And I thought the climax was a bit of a cop-out. I think the director was trying for something open and ambiguous, leaving it up to us to decide what was going to happen, but it all seemed a bit too much of a “not sure how to finish it, let’s just do this” ending.

But seriously not that bad, and a fun way to spend a Sunday afternoon. Assuming you like Martian space zombies, of course 🙂

I’ve waited quite a long time to write about poor old John Carter because of all the nonsense that’s been floating around since before it came out and which only intensified after its release and subsequent dive into cinematic ignominy.

This isn’t going to be a properly measured review of the film (if you want that then I can do no better than to direct you to Carl’s splendid post; some of his companion pieces on the subject are  good as well) but more my impressions of the film and the furore that followed.

First a bit of background. Long-time readers will recall that I have been known to accompany the Book God to films that are not at first glance necessarily my cup of tea because (1) that’s the sort of thing you do when you’re married and (2) I have occasionally been pleasantly surprised – see Immortals and Red Cliff as good examples.

The Book God had been excited about this one as soon as the first stills leaked out, and his excitement slowly infected me as well, but I didn’t know very much about the story except that it was Edgar Rice Burroughs and was about a person from Earth who somehow got stuck on Mars. But that was good enough for me, so off we went one Sunday afternoon to watch the thing; I hadn’t read or heard any reviews though I was aware of some mutterings, especially around the advertising.

Before I launch into bullet-point mode its worth saying that I really, really enjoyed this, the time flew by and its on my DVD-to-buy list.

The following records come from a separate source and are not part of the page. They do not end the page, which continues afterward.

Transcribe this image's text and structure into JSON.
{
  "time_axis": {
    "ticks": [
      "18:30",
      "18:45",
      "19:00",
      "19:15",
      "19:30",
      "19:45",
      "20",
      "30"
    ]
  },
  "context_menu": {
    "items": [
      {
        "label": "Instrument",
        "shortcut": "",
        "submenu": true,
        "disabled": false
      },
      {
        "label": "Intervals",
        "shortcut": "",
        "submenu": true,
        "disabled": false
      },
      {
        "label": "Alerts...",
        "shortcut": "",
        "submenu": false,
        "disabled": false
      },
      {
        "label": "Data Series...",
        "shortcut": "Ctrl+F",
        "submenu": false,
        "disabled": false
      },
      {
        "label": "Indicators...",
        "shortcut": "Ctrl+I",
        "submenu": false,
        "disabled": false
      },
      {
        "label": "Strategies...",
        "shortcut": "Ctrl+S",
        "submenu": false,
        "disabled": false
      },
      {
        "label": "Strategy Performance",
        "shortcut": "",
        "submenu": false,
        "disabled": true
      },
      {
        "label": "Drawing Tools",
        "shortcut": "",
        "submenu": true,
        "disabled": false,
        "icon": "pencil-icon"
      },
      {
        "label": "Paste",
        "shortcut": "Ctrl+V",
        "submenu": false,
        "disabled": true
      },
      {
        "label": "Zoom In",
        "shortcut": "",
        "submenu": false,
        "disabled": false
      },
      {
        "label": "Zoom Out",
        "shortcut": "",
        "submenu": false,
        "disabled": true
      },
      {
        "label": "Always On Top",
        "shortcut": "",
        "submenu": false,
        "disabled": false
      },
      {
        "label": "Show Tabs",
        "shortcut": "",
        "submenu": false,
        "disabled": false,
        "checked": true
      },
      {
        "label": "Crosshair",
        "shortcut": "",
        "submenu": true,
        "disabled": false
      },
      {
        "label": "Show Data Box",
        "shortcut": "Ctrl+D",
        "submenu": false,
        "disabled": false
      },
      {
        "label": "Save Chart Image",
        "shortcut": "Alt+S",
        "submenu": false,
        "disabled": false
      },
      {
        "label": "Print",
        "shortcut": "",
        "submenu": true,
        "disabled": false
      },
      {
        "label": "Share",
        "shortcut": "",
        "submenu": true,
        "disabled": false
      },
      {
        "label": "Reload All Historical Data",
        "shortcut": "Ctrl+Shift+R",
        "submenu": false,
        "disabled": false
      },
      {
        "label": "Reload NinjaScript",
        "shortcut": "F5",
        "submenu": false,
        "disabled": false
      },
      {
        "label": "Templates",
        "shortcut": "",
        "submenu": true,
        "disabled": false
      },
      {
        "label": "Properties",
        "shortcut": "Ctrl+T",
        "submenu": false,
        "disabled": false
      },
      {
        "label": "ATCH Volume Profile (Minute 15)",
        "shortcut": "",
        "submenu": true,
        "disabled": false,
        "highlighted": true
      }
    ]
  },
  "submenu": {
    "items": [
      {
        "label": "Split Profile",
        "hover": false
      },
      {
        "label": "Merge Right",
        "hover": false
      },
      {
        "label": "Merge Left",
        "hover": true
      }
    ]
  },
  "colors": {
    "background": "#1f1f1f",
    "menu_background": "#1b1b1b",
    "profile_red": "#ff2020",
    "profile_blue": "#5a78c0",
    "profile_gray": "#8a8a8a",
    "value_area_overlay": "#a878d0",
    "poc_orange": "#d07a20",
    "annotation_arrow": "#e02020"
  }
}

So there.

My thoughts:

  • What on earth were Disney thinking in just calling it John Carter? True, the poster gives you a clue as to what kind of film this is but for goodness sake, the inclusion of the word Mars wasn’t going to put people off (I say that as someone who has a stack of sci-fi novels and disappointing films (I’m looking at you Mission to Mars) bought solely because they were SET ON MARS)

[See what you have done, Disney, you have made me shouty and use parentheses in an excessive manner, shame on you]

  • And getting back to the whole Mars thing, how can people have watched this film and not realise that it was set on Mars? Apart from the big “of Mars” do-dah at the end, it’s mentioned at least twice in the film including some lengthy fiddling about with a star-map sort of thing. This has led me to the conclusion that some folk are just dim, which is not a very nice way to view your fellow man and I blame Disney for my temporary misanthropy as well
  • OK, so Taylor Kitsch is a bit dull and gloomy but that worked for me as well, not everyone inexplicably transported to another world will be full of joy and wonder and grasp the situation immediately
  • And there were some brilliant stalwart British actors moving the whole thing along; Ciaran Hinds looking a bit odd in his Julius-Caeasar-type grey wig, but c’mon Dominic West was chewing the scenery villainously, and I would have liked to have seen more of James Purefoy
  • Mark Strong. The man’s a class act in absolutely everything he has ever been in and I would bow my head in his presence (if I was ever lucky enough to be in his presence)
  • The heroine was quite pretty and not totally vapid. This is a good thing.
  • I liked the special effects. I liked the properly alien Martians. I liked the big dog thing. I particularly liked the framing device, very sweet (and yay Bryan Cranston).

So I just don’t understand why so many people seem to dislike this so much. It was not dull (despite what Mark Kermode and other reviewers have said) and it wasn’t incomprehensible if you were at least half-awake.

And it was set on Mars.

It’s a real shame it lost so much money and there won’t be any sequels. If I were a conspiracy theorist I would smell a rat, but sadly I just think that the studio got embarrassed by the film.

The whole thing has made me quite cross. Can you tell?